St. Maries physician honored
| February 16, 2021 9:17 AM
Rhegan McGregor’s birth was not going the way her first-time expecting parents hoped.
In December 1996, they learned at delivery that their daughter’s umbilical cord was wrapped around her neck and that she was struggling to breathe. Upon arrival, McGregor’s skin tone was blue. Rick Thurston, M.D., a WWAMI Medical School graduate from Idaho and longtime family practitioner in the Gem State, helped save McGregor’s life.
Thurston, who spent 27 years practicing medicine in and around St. Maries before retiring in 2018, is the recipient of the 2021 Idaho WWAMI Alumni Award for community contributions, helping teach the next generation of physicians and providing exceptional care.

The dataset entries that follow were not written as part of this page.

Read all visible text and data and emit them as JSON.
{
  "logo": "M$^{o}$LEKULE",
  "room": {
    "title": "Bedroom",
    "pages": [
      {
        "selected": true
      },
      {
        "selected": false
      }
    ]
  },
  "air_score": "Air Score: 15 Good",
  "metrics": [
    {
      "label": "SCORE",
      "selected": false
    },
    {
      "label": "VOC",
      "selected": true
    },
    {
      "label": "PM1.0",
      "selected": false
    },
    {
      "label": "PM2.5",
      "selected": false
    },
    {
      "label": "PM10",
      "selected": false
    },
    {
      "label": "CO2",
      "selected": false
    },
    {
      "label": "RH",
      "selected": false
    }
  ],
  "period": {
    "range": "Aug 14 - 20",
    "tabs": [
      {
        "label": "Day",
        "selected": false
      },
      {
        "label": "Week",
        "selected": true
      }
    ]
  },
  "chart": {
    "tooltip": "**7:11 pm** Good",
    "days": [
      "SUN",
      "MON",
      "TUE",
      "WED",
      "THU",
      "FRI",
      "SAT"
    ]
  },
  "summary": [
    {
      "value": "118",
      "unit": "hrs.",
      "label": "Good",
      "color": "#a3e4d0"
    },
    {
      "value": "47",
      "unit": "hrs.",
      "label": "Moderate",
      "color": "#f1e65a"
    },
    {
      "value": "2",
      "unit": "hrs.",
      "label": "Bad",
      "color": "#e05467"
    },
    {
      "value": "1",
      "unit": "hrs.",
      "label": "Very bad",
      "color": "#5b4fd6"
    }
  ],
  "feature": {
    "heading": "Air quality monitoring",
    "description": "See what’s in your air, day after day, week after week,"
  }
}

The WWAMI Medical Education Program is led by the University of Washington School of Medicine and serves a five-state region (Washington, Wyoming, Alaska, Montana and Idaho). Like each state involved in the partnership, Idaho WWAMI provides an opportunity for students to attend one of the best medical schools in the country in their home state for in-state tuition. In Idaho’s case, students attend their first two years of medical school at the University of Idaho, the same university that Thurston attend for undergrad.

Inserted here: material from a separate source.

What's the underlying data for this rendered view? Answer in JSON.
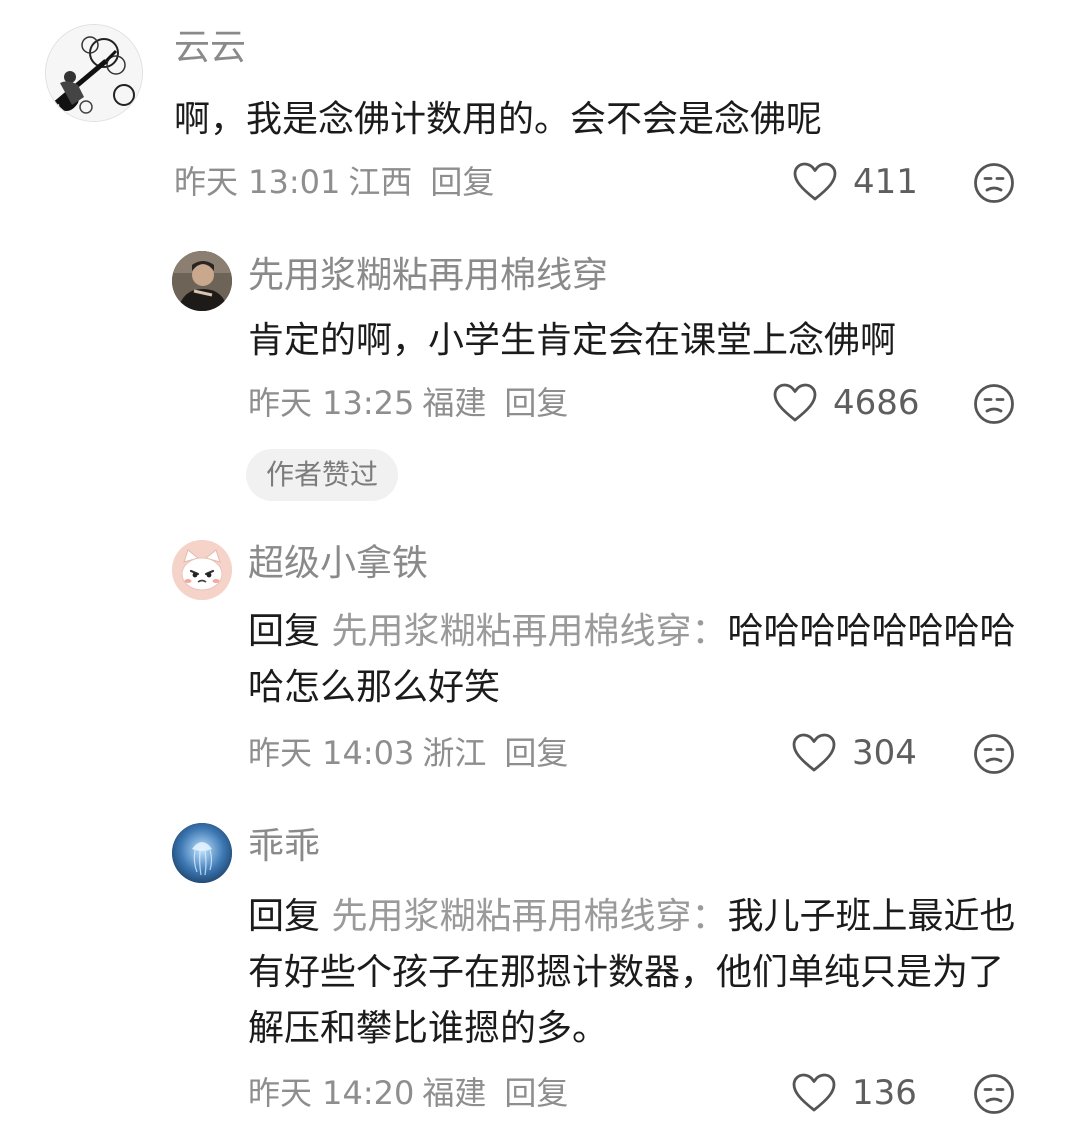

“As I reflect back on many years of life and medical practice in St. Maries, I feel so blessed and privileged to be part of so many lives,” Thurston said. “Hopefully, I have positively touched these people and their families as much as they have touched me.”
Thurston’s actions during McGregor’s birth would be the first of many to positively influence her life.
Upon graduating from St. Maries High School, she was awarded the Thurston Memorial Scholarship, which supports graduates who want to major in the medical field. As an undergrad, she shadowed Thurston in the Benewah Community Hospital Emergency Room, which solidified her decision to apply to medical school. Today, McGregor is a first-year student at Idaho WWAMI.
“I hope to follow in the footsteps of Dr. Rick Thurston as I pursue my education,” McGregor said. “I would like to return to a rural Idaho community, provide quality health care that is amplified by both relationships and service. Additionally, as a future physician, I want to repay the favor of mentorship to the next generation of physicians just as Dr. Thurston has.”
Three generations of Dr. Thurstons
Thurston has deep roots in St. Maries. His father, Walter Dyce Thurston, M.D., practiced medicine there for 40 years and delivered more than 1,200 babies, including McGregor’s mother and father.
“Growing up in St. Maries, I saw how much my father enjoyed his work and that people appreciated him,” Thurston said. “Once I had the chance to set up practice here, dad was still around and he helped mentor me. It was a really special time, being able to pick his brain about patient care.”
Thurston’s son, Bill Thurston, is following a similar path to his father and grandfather. After leaving St. Maries to attend U of I himself, Bill started medical school with Idaho WWAMI. Next month, he will learn where he matched for a three-year medical residency. His fingers are crossed that it’s close to home.
“I’m like my father in that the connection to people is a fulfilling aspect of medicine, and I think that that may be more pronounced in a small town,” Bill said. “I’m proud of the connection my family has with generations of families in and around St. Maries. It’s an honor to carry on that legacy.”
Rick Thurston served as Benewah Community Hospital’s chief of staff for six years and emergency room medical director for more than 20. He was also medical director of St. Maries Volunteer Community Clinic for 16 years and St. Maries Ambulance for 20 years.
Thurston and his wife, Karen, routinely hosted summer picnics for EMTs and their families. The two of them are also founding committee members of the St. Joe River Marathon.
“His mission is to improve the lives and health of individuals through community involvement,” said Jeff Seegmiller, WWAMI director at the U of I.
Thurston stayed engaged with his hometown and with state and national medical organizations throughout his career, including:
• American Medical Association member;
• American Academy and Idaho Academy of Family Physicians member;
• six years on the Idaho Medical Association Board of Directors,
• including the last year as president;
• nine years on the Blue Cross of Idaho Board of Directors;
• six years on the Admission Committee for Idaho WWAMI;
• and six years on the Shiloh Christian Guest Ranch Board of Directors
“We can’t think of a more deserving person to present this award to,” said Mary Barinaga, M.D., WWAMI assistant clinical dean of regional affairs. “Dr. Thurston displays dedication, empathy, knowledge, leadership and humbleness. He exemplifies the characteristics and qualities that are desired in a physician.”
Among the aspects Thurston likes most about retirement is interacting with his former patients, albeit at church or a football game instead of in a clinic.
Whether or not he’s wearing a stethoscope, Thurston will always be a small-town doctor that strives to positively influence people’s lives.